turbotodd 100000388Y Visits (503)
I've already begun pulling together receipts and such, and the 1099s have already started showing up via the snail mail. Once upon a time, I thought about trying to figure out a way to "stick it to the man" -- kind of like that exec in the funny new Sprint TV spots -- but there's no sticking it to anyone when you're a single male with no dependents -- it is you who typically gets the sticking.
So, it was with great amusement that I ran across the story on C:NET posing the question as to whether or not virtual assets are taxable.
Now, when I say "virtual assets," I mean just that. In the world of online fantasy gaming -- particularly for what have come to be known as "massively multiplayer online games" (MMOs for short) -- multiplayer games like "Ultima Online" have fomented the creation of entire underground economies in which buyers and sellers trade imaginary goods. In fact, this market is estimated to be worth over $135M on the game Everquest this year alone.
Surely ye jest, Turbo, ye exclaims!
Ney, gaming warmonger. And while it may not have yet gotten the taxman's atte
So, Can I Depreciate That Arctic Ogre Lord?
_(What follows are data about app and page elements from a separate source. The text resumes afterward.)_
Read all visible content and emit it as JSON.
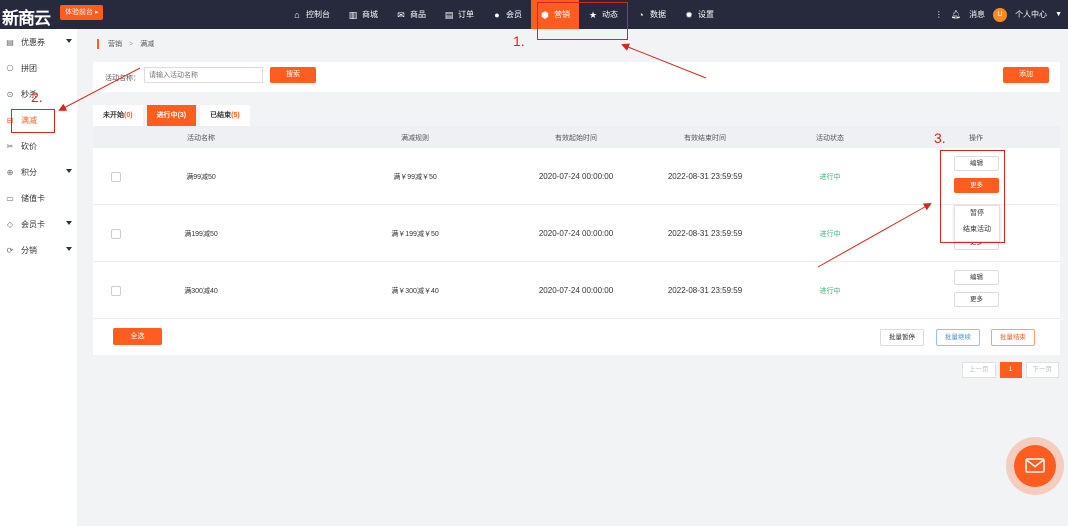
{
  "header": {
    "logo": "新商云",
    "trial_button": "体验前台 ▸",
    "nav": [
      {
        "label": "控制台",
        "icon": "home-icon",
        "glyph": "⌂"
      },
      {
        "label": "商城",
        "icon": "shop-icon",
        "glyph": "▥"
      },
      {
        "label": "商品",
        "icon": "goods-icon",
        "glyph": "✉"
      },
      {
        "label": "订单",
        "icon": "order-icon",
        "glyph": "▤"
      },
      {
        "label": "会员",
        "icon": "member-icon",
        "glyph": "●"
      },
      {
        "label": "营销",
        "icon": "marketing-icon",
        "glyph": "⬢"
      },
      {
        "label": "动态",
        "icon": "star-icon",
        "glyph": "★"
      },
      {
        "label": "数据",
        "icon": "pie-chart-icon",
        "glyph": "◔"
      },
      {
        "label": "设置",
        "icon": "gear-icon",
        "glyph": "✹"
      }
    ],
    "active_nav": "营销",
    "messages_label": "消息",
    "user_label": "个人中心",
    "avatar_text": "U"
  },
  "sidebar": {
    "items": [
      {
        "label": "优惠券",
        "glyph": "▤",
        "icon": "coupon-icon",
        "has_caret": true
      },
      {
        "label": "拼团",
        "glyph": "⎔",
        "icon": "group-buy-icon",
        "has_caret": false
      },
      {
        "label": "秒杀",
        "glyph": "⊙",
        "icon": "flash-sale-icon",
        "has_caret": false
      },
      {
        "label": "满减",
        "glyph": "⊟",
        "icon": "discount-icon",
        "has_caret": false
      },
      {
        "label": "砍价",
        "glyph": "✂",
        "icon": "bargain-icon",
        "has_caret": false
      },
      {
        "label": "积分",
        "glyph": "⊕",
        "icon": "points-icon",
        "has_caret": true
      },
      {
        "label": "储值卡",
        "glyph": "▭",
        "icon": "stored-card-icon",
        "has_caret": false
      },
      {
        "label": "会员卡",
        "glyph": "◇",
        "icon": "member-card-icon",
        "has_caret": true
      },
      {
        "label": "分销",
        "glyph": "⟳",
        "icon": "distribution-icon",
        "has_caret": true
      }
    ],
    "active_item": "满减"
  },
  "breadcrumb": {
    "root": "营销",
    "separator": ">",
    "current": "满减"
  },
  "filter": {
    "label": "活动名称：",
    "placeholder": "请输入活动名称",
    "search_button": "搜索",
    "add_button": "添加"
  },
  "tabs": [
    {
      "label": "未开始",
      "count": "(0)",
      "active": false
    },
    {
      "label": "进行中",
      "count": "(3)",
      "active": true
    },
    {
      "label": "已结束",
      "count": "(5)",
      "active": false
    }
  ],
  "table": {
    "columns": [
      "活动名称",
      "满减规则",
      "有效起始时间",
      "有效结束时间",
      "活动状态",
      "操作"
    ],
    "rows": [
      {
        "name": "满99减50",
        "rule": "满￥99减￥50",
        "start": "2020-07-24 00:00:00",
        "end": "2022-08-31 23:59:59",
        "status": "进行中"
      },
      {
        "name": "满199减50",
        "rule": "满￥199减￥50",
        "start": "2020-07-24 00:00:00",
        "end": "2022-08-31 23:59:59",
        "status": "进行中"
      },
      {
        "name": "满300减40",
        "rule": "满￥300减￥40",
        "start": "2020-07-24 00:00:00",
        "end": "2022-08-31 23:59:59",
        "status": "进行中"
      }
    ],
    "edit_label": "编辑",
    "more_label": "更多",
    "dropdown": [
      "暂停",
      "结束活动"
    ]
  },
  "footer": {
    "select_all": "全选",
    "batch_pause": "批量暂停",
    "batch_resume": "批量继续",
    "batch_end": "批量结束"
  },
  "pagination": {
    "prev": "上一页",
    "current": "1",
    "next": "下一页"
  },
  "annotations": [
    "1.",
    "2.",
    "3."
  ],
  "colors": {
    "accent": "#ff5c1f",
    "header_bg": "#262a3c",
    "status_green": "#3cb371",
    "annotation_red": "#d9261c"
  }
}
So what are these potential tax evaders selling? In games like EverQuest, which has an estimated 450,000 subscribers, players are exchanging virtual goods, capabilities, and even skill levels worth real money (i.e., you can buy from someone else the acquired skill level that they spent several hours' attaining so that you can quickly jump into a higher level of the game).
Julian Dibbell, author of a recent article on the subject of virtual taxation in "Legal Affairs" magazine, indicated that he made some $11,000 in 2003 in selling virtual assets via eBay, but explained that his local IRS office was puzzled by the concept when he tried to explain it to them, and that they didn't quite know how to advise him.
My take? With the total GDP for the MMO marketplace being an estimated $800M this year alone, it's only a matter of time before someone at the IRS figures out how to initiate an audit on the ogres.